»»

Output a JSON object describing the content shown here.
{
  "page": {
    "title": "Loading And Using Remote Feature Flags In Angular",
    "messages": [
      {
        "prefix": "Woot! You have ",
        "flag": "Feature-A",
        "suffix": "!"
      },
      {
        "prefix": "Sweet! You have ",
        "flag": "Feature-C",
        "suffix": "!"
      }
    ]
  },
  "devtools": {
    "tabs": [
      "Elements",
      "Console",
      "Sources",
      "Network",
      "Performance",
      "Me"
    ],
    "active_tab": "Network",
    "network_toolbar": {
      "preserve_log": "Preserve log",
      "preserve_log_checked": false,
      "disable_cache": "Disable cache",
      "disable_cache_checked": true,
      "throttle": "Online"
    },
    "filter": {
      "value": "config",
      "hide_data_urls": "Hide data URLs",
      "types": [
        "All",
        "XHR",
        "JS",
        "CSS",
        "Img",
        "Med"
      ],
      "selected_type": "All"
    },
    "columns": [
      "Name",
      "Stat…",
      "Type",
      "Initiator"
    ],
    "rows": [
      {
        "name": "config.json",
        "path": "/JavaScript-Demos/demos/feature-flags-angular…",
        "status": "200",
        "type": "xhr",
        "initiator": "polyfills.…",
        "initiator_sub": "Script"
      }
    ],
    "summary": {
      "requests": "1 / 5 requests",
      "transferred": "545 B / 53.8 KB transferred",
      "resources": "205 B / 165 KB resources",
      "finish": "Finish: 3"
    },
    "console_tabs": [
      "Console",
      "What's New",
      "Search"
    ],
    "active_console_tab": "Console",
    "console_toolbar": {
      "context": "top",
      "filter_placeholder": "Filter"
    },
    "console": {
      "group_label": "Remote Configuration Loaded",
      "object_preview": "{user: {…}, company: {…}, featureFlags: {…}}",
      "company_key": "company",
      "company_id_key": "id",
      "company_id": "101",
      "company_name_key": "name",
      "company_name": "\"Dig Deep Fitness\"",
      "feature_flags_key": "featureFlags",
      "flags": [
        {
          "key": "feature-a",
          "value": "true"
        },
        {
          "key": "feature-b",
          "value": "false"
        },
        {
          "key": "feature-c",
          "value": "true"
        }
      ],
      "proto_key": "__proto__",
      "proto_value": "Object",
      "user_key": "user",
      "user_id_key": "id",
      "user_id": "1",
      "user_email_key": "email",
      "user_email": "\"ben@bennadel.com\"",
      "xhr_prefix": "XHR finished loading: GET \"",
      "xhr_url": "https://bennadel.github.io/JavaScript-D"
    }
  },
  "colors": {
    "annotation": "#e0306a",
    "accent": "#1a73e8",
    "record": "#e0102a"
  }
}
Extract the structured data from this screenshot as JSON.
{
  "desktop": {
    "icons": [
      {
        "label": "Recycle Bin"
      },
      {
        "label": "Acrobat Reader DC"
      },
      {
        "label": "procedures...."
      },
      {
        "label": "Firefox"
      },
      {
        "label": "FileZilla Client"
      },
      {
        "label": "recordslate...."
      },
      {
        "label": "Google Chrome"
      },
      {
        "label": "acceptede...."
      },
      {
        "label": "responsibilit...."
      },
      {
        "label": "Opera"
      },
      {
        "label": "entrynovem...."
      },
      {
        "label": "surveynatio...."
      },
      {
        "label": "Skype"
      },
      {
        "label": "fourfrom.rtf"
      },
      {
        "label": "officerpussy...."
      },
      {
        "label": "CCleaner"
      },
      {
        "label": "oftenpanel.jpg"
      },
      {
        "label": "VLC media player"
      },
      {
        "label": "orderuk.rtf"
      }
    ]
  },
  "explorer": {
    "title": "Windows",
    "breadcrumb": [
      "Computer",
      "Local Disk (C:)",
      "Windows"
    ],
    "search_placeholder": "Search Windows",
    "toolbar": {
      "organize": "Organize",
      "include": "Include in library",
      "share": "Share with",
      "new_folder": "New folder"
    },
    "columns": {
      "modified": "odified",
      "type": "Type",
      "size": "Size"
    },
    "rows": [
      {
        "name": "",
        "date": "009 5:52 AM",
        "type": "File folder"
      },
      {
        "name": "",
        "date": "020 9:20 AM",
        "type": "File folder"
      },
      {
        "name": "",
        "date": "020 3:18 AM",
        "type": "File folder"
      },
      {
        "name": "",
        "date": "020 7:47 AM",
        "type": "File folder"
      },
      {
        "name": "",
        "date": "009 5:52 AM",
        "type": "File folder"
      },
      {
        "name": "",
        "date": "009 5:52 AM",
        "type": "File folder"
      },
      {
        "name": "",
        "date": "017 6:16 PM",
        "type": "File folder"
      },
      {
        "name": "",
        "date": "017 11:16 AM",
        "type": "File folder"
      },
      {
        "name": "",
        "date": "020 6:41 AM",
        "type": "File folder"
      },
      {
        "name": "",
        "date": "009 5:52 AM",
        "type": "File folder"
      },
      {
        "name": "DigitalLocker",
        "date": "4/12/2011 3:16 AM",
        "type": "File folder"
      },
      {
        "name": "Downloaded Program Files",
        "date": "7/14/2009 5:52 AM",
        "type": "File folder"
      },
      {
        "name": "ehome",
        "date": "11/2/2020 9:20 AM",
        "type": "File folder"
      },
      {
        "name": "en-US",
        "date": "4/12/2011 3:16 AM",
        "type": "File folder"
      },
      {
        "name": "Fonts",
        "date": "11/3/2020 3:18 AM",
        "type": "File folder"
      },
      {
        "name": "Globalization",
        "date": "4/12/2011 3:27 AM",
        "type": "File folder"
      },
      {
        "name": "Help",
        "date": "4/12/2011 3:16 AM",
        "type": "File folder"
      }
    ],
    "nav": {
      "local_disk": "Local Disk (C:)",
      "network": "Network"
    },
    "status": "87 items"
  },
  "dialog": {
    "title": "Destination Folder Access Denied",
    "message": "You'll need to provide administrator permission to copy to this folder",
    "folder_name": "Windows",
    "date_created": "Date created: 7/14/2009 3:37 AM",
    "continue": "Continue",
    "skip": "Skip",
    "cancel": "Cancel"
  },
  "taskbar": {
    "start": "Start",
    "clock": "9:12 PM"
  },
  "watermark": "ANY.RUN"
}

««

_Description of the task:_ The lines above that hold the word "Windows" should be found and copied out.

_Result for this exercise:_
    "title": "Windows",
      "Windows"
    "search_placeholder": "Search Windows",
    "folder_name": "Windows",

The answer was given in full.